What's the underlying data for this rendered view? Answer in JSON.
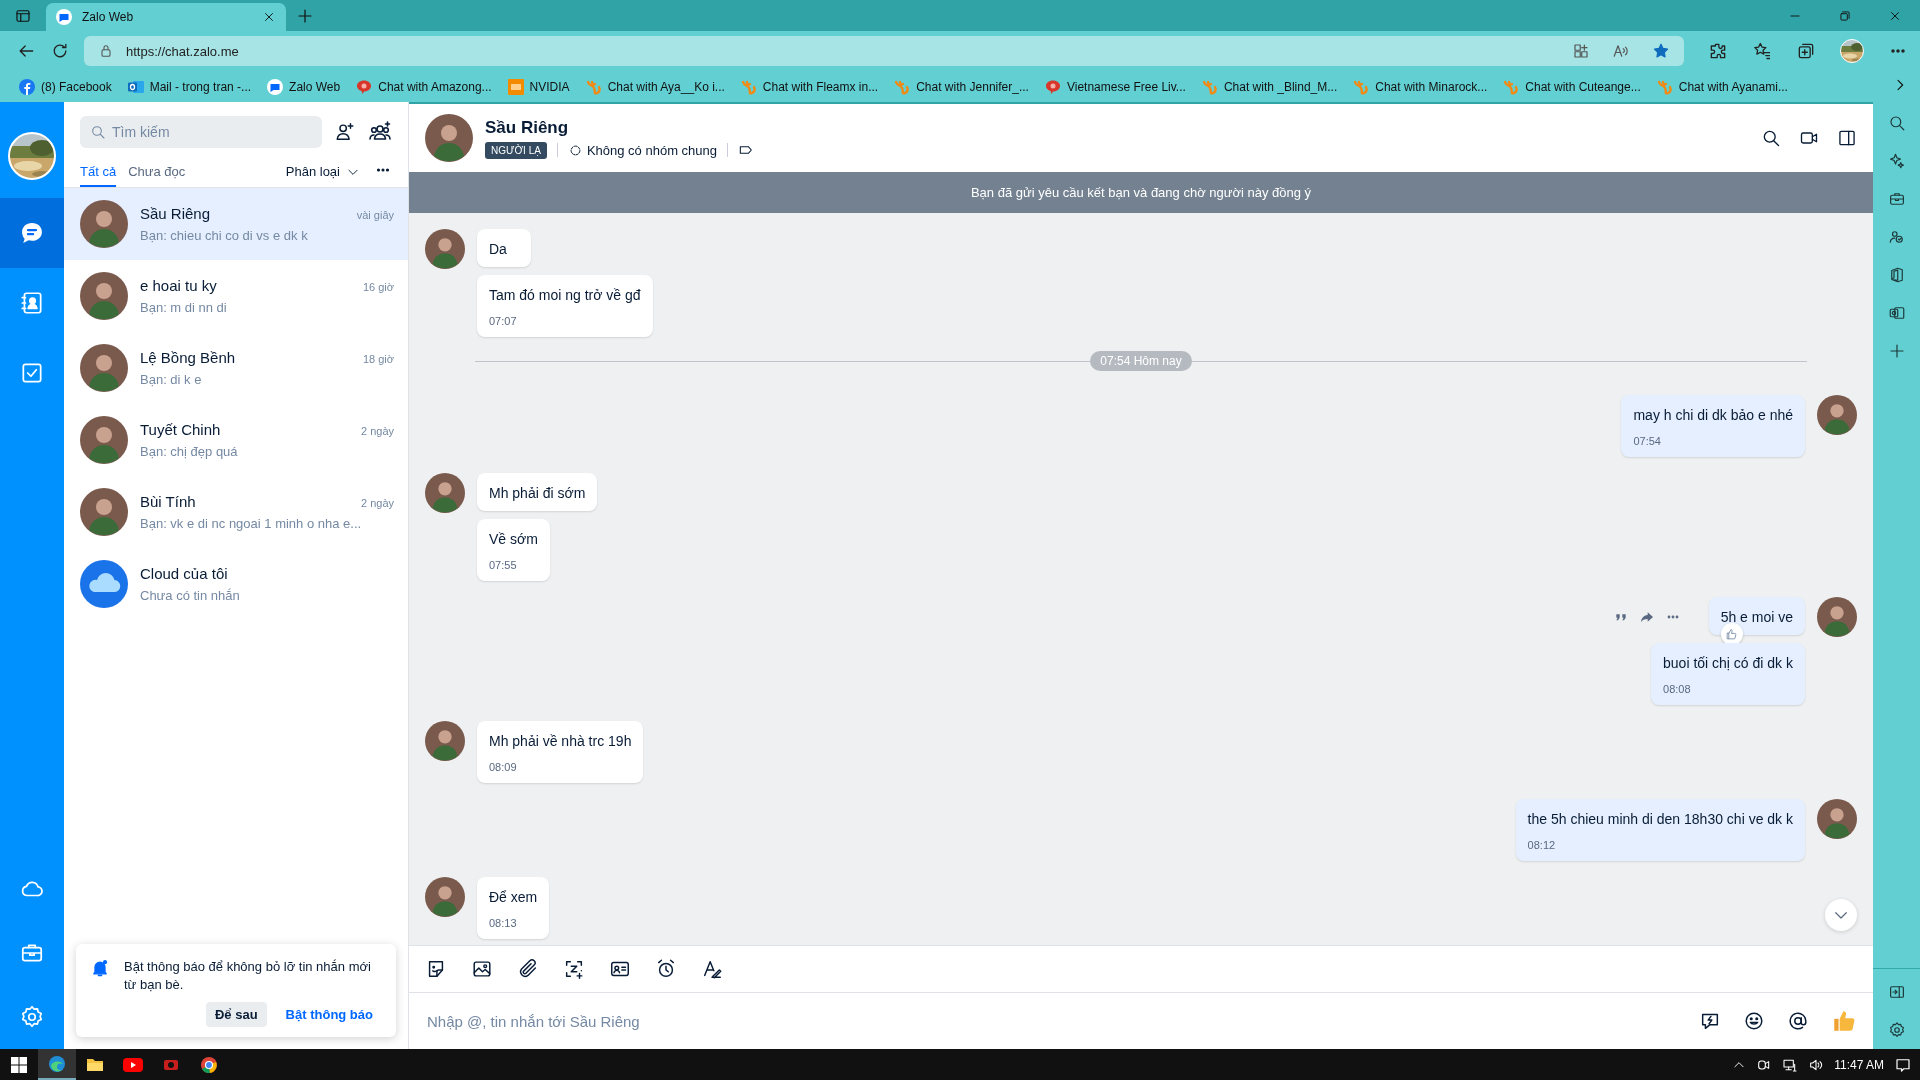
{
  "browser": {
    "tab_title": "Zalo Web",
    "url": "https://chat.zalo.me",
    "bookmarks": [
      {
        "label": "(8) Facebook",
        "kind": "facebook"
      },
      {
        "label": "Mail - trong tran -...",
        "kind": "outlook"
      },
      {
        "label": "Zalo Web",
        "kind": "zalo"
      },
      {
        "label": "Chat with Amazong...",
        "kind": "redchat"
      },
      {
        "label": "NVIDIA",
        "kind": "hd"
      },
      {
        "label": "Chat with Aya__Ko i...",
        "kind": "cat"
      },
      {
        "label": "Chat with Fleamx in...",
        "kind": "cat"
      },
      {
        "label": "Chat with Jennifer_...",
        "kind": "cat"
      },
      {
        "label": "Vietnamese Free Liv...",
        "kind": "redchat"
      },
      {
        "label": "Chat with _Blind_M...",
        "kind": "cat"
      },
      {
        "label": "Chat with Minarock...",
        "kind": "cat"
      },
      {
        "label": "Chat with Cuteange...",
        "kind": "cat"
      },
      {
        "label": "Chat with Ayanami...",
        "kind": "cat"
      }
    ]
  },
  "sidebar": {
    "nav": [
      {
        "kind": "chat",
        "selected": true
      },
      {
        "kind": "contacts",
        "selected": false
      },
      {
        "kind": "todo",
        "selected": false
      }
    ]
  },
  "chat_list": {
    "search_placeholder": "Tìm kiếm",
    "tabs": [
      {
        "label": "Tất cả",
        "selected": true
      },
      {
        "label": "Chưa đọc",
        "selected": false
      }
    ],
    "filter": "Phân loại",
    "conversations": [
      {
        "name": "Sầu Riêng",
        "preview": "Bạn: chieu chi co di vs e dk k",
        "time": "vài giây",
        "selected": true,
        "kind": "person"
      },
      {
        "name": "e hoai tu ky",
        "preview": "Bạn: m di nn di",
        "time": "16 giờ",
        "selected": false,
        "kind": "person"
      },
      {
        "name": "Lệ Bồng Bềnh",
        "preview": "Bạn: di k e",
        "time": "18 giờ",
        "selected": false,
        "kind": "person"
      },
      {
        "name": "Tuyết Chinh",
        "preview": "Bạn: chị đẹp quá",
        "time": "2 ngày",
        "selected": false,
        "kind": "person"
      },
      {
        "name": "Bùi Tính",
        "preview": "Bạn: vk e di nc ngoai 1 minh o nha e...",
        "time": "2 ngày",
        "selected": false,
        "kind": "person"
      },
      {
        "name": "Cloud của tôi",
        "preview": "Chưa có tin nhắn",
        "selected": false,
        "kind": "cloud"
      }
    ]
  },
  "notification": {
    "text": "Bật thông báo để không bỏ lỡ tin nhắn mới từ bạn bè.",
    "buttons": [
      "Để sau",
      "Bật thông báo"
    ]
  },
  "chat": {
    "name": "Sầu Riêng",
    "badge": "NGƯỜI LẠ",
    "groups": "Không có nhóm chung",
    "banner": "Bạn đã gửi yêu cầu kết bạn và đang chờ người này đồng ý",
    "messages": [
      {
        "kind": "incoming",
        "text": "Da",
        "avatar": true
      },
      {
        "kind": "incoming",
        "text": "Tam đó moi ng trở về gđ",
        "time": "07:07",
        "avatar": false
      },
      {
        "kind": "divider",
        "text": "07:54 Hôm nay"
      },
      {
        "kind": "outgoing",
        "text": "may h chi di dk bảo e nhé",
        "time": "07:54",
        "avatar": true
      },
      {
        "kind": "incoming",
        "text": "Mh phải đi sớm",
        "avatar": true
      },
      {
        "kind": "incoming",
        "text": "Về sớm",
        "time": "07:55",
        "avatar": false
      },
      {
        "kind": "outgoing",
        "text": "5h e moi ve",
        "avatar": true,
        "hover": true
      },
      {
        "kind": "outgoing",
        "text": "buoi tối chị có đi dk k",
        "time": "08:08",
        "avatar": false
      },
      {
        "kind": "incoming",
        "text": "Mh phải về nhà trc 19h",
        "time": "08:09",
        "avatar": true
      },
      {
        "kind": "outgoing",
        "text": "the 5h chieu minh di den 18h30 chi ve dk k",
        "time": "08:12",
        "avatar": true
      },
      {
        "kind": "incoming",
        "text": "Để xem",
        "time": "08:13",
        "avatar": true
      }
    ],
    "input_placeholder": "Nhập @, tin nhắn tới Sầu Riêng"
  },
  "taskbar": {
    "time": "11:47 AM"
  }
}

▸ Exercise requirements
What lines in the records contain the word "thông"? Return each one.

▸ Task result
    "text": "Bật thông báo để không bỏ lỡ tin nhắn mới từ bạn bè.",
      "Bật thông báo"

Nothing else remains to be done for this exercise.